▶ TASK TO COMPLETE
Comb through the entries for "title" and pull out each line that holds it.
*** TASK INPUTS
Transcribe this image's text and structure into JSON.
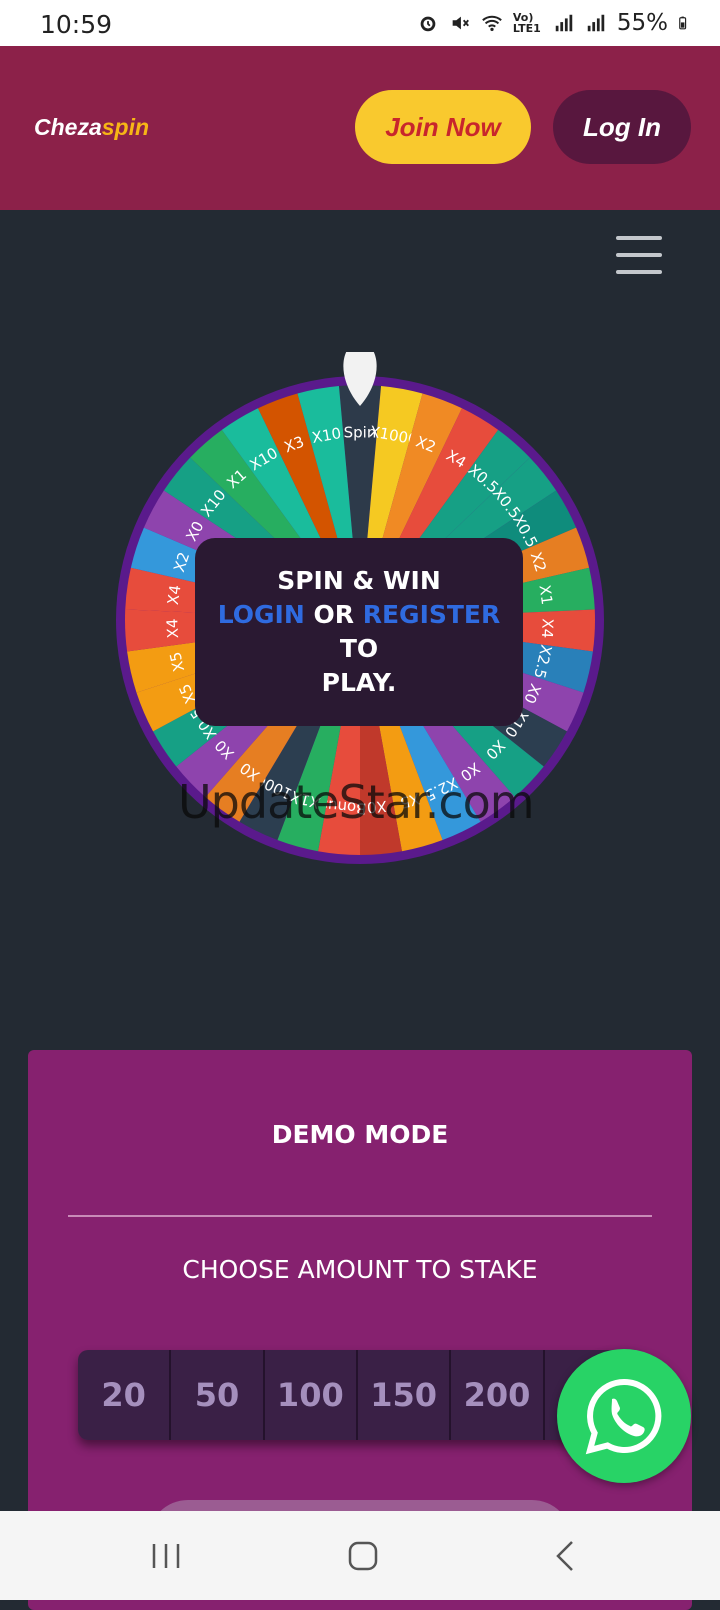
{
  "status_bar": {
    "time": "10:59",
    "network": "Vo) LTE1",
    "battery": "55%",
    "icons": [
      "alarm-icon",
      "mute-icon",
      "wifi-icon",
      "lte-icon",
      "signal-icon",
      "signal-icon",
      "battery-icon"
    ]
  },
  "header": {
    "logo_main": "Cheza",
    "logo_accent": "spin",
    "join_label": "Join Now",
    "login_label": "Log In",
    "colors": {
      "header_bg": "#8c2149",
      "join_bg": "#f9c92e",
      "login_bg": "#58173e"
    }
  },
  "menu": {
    "icon": "hamburger-menu-icon"
  },
  "wheel": {
    "segments": [
      "Spin",
      "X1000",
      "X2",
      "X4",
      "X0.5",
      "X0.5",
      "X0.5",
      "X2",
      "X1",
      "X4",
      "X2.5",
      "X0",
      "X10",
      "X0",
      "X0",
      "X2.5",
      "X5",
      "X0",
      "Bonus",
      "X1",
      "X1000",
      "X0",
      "X0",
      "X0.5",
      "X5",
      "X5",
      "X4",
      "X4",
      "X2",
      "X0",
      "X10",
      "X1",
      "X10",
      "X3",
      "X10"
    ],
    "pointer_icon": "wheel-pointer-icon"
  },
  "overlay": {
    "line1": "SPIN & WIN",
    "login_link": "LOGIN",
    "or_text": "OR",
    "register_link": "REGISTER",
    "to_text": "TO",
    "line3": "PLAY."
  },
  "watermark": "UpdateStar.com",
  "demo": {
    "title": "DEMO MODE",
    "stake_label": "CHOOSE AMOUNT TO STAKE",
    "stakes": [
      "20",
      "50",
      "100",
      "150",
      "200"
    ]
  },
  "whatsapp": {
    "icon": "whatsapp-icon"
  },
  "nav": {
    "icons": [
      "recent-apps-icon",
      "home-icon",
      "back-icon"
    ]
  }
}
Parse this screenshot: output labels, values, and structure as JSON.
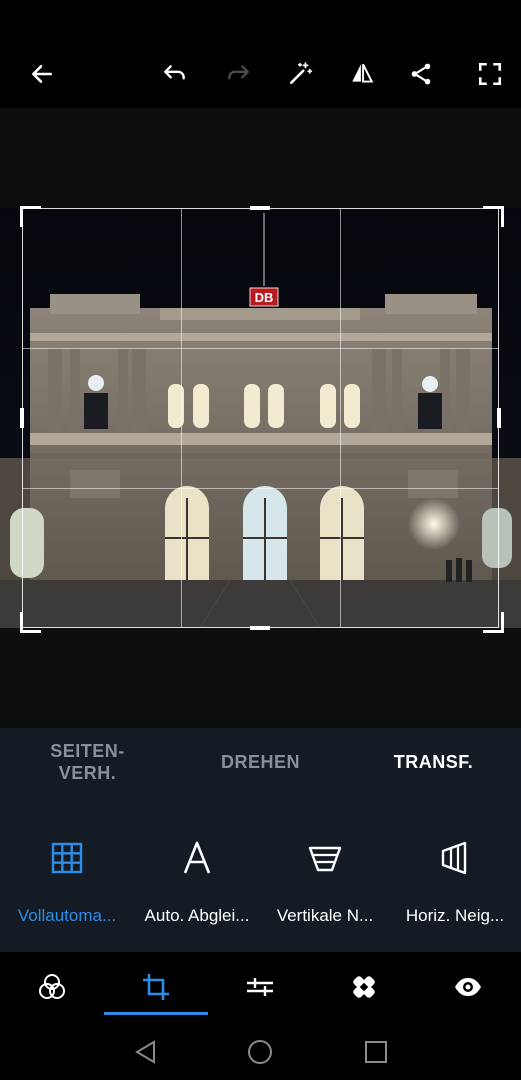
{
  "colors": {
    "accent": "#2d8ce6",
    "tab_inactive": "#8a9099",
    "panel_bg": "#141b24"
  },
  "topbar": {
    "icons": [
      "back-arrow-icon",
      "undo-icon",
      "redo-icon",
      "magic-wand-icon",
      "compare-icon",
      "share-icon",
      "fullscreen-icon"
    ]
  },
  "tabs": [
    {
      "label": "SEITEN-\nVERH.",
      "active": false
    },
    {
      "label": "DREHEN",
      "active": false
    },
    {
      "label": "TRANSF.",
      "active": true
    }
  ],
  "tools": [
    {
      "label": "Vollautoma...",
      "icon": "grid-icon",
      "active": true
    },
    {
      "label": "Auto. Abglei...",
      "icon": "letter-a-icon",
      "active": false
    },
    {
      "label": "Vertikale N...",
      "icon": "vertical-perspective-icon",
      "active": false
    },
    {
      "label": "Horiz. Neig...",
      "icon": "horizontal-perspective-icon",
      "active": false
    }
  ],
  "bottom_nav": {
    "items": [
      "looks-icon",
      "crop-icon",
      "adjustments-icon",
      "healing-icon",
      "eye-icon"
    ],
    "active_index": 1
  },
  "photo": {
    "sign_text": "DB"
  }
}
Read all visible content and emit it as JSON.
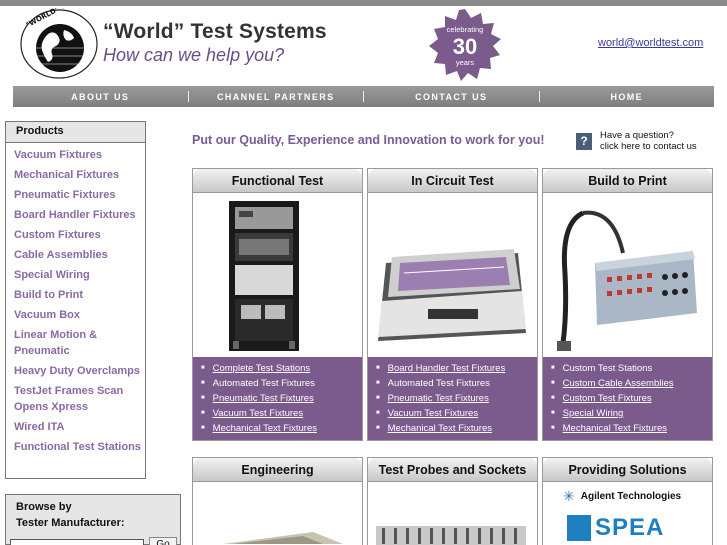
{
  "header": {
    "logo_ring_text": "\"WORLD\" TEST SYSTEMS",
    "title": "“World” Test Systems",
    "tagline": "How can we help you?",
    "badge": {
      "top": "celebrating",
      "number": "30",
      "bottom": "years"
    },
    "email": "world@worldtest.com"
  },
  "nav": {
    "items": [
      "ABOUT US",
      "CHANNEL PARTNERS",
      "CONTACT US",
      "HOME"
    ]
  },
  "sidebar": {
    "title": "Products",
    "items": [
      "Vacuum Fixtures",
      "Mechanical Fixtures",
      "Pneumatic Fixtures",
      "Board Handler Fixtures",
      "Custom Fixtures",
      "Cable Assemblies",
      "Special Wiring",
      "Build to Print",
      "Vacuum Box",
      "Linear Motion & Pneumatic",
      "Heavy Duty Overclamps",
      "TestJet Frames Scan Opens Xpress",
      "Wired ITA",
      "Functional Test Stations"
    ]
  },
  "browse": {
    "line1": "Browse by",
    "line2": "Tester Manufacturer:",
    "go": "Go"
  },
  "main": {
    "promo": "Put our Quality, Experience and Innovation to work for you!",
    "question_icon": "?",
    "question_line1": "Have a question?",
    "question_line2": "click here to contact us",
    "cards": [
      {
        "title": "Functional Test",
        "items": [
          {
            "text": "Complete Test Stations",
            "link": true
          },
          {
            "text": "Automated Test Fixtures",
            "link": false
          },
          {
            "text": "Pneumatic Test Fixtures",
            "link": true
          },
          {
            "text": "Vacuum Test Fixtures",
            "link": true
          },
          {
            "text": "Mechanical Text Fixtures",
            "link": true
          }
        ]
      },
      {
        "title": "In Circuit Test",
        "items": [
          {
            "text": "Board Handler Test Fixtures",
            "link": true
          },
          {
            "text": "Automated Test Fixtures",
            "link": false
          },
          {
            "text": "Pneumatic Test Fixtures",
            "link": true
          },
          {
            "text": "Vacuum Test Fixtures",
            "link": true
          },
          {
            "text": "Mechanical Text Fixtures",
            "link": true
          }
        ]
      },
      {
        "title": "Build to Print",
        "items": [
          {
            "text": "Custom Test Stations",
            "link": false
          },
          {
            "text": "Custom Cable Assemblies",
            "link": true
          },
          {
            "text": "Custom Test Fixtures",
            "link": true
          },
          {
            "text": "Special Wiring",
            "link": true
          },
          {
            "text": "Mechanical Text Fixtures",
            "link": true
          }
        ]
      }
    ],
    "cards2": [
      {
        "title": "Engineering"
      },
      {
        "title": "Test Probes and Sockets"
      },
      {
        "title": "Providing Solutions",
        "logo1": "Agilent Technologies",
        "logo2": "SPEA"
      }
    ]
  },
  "colors": {
    "accent": "#7b5a8c",
    "nav": "#8a8a8a",
    "link": "#8a6aa3"
  }
}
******
▶ EXERCISE RESPONSE
    "title": "DEMO MODE",
    "title": "“World” Test Systems",
    "title": "Products",
        "title": "Functional Test",
        "title": "In Circuit Test",
        "title": "Build to Print",
        "title": "Engineering"
        "title": "Test Probes and Sockets"
        "title": "Providing Solutions",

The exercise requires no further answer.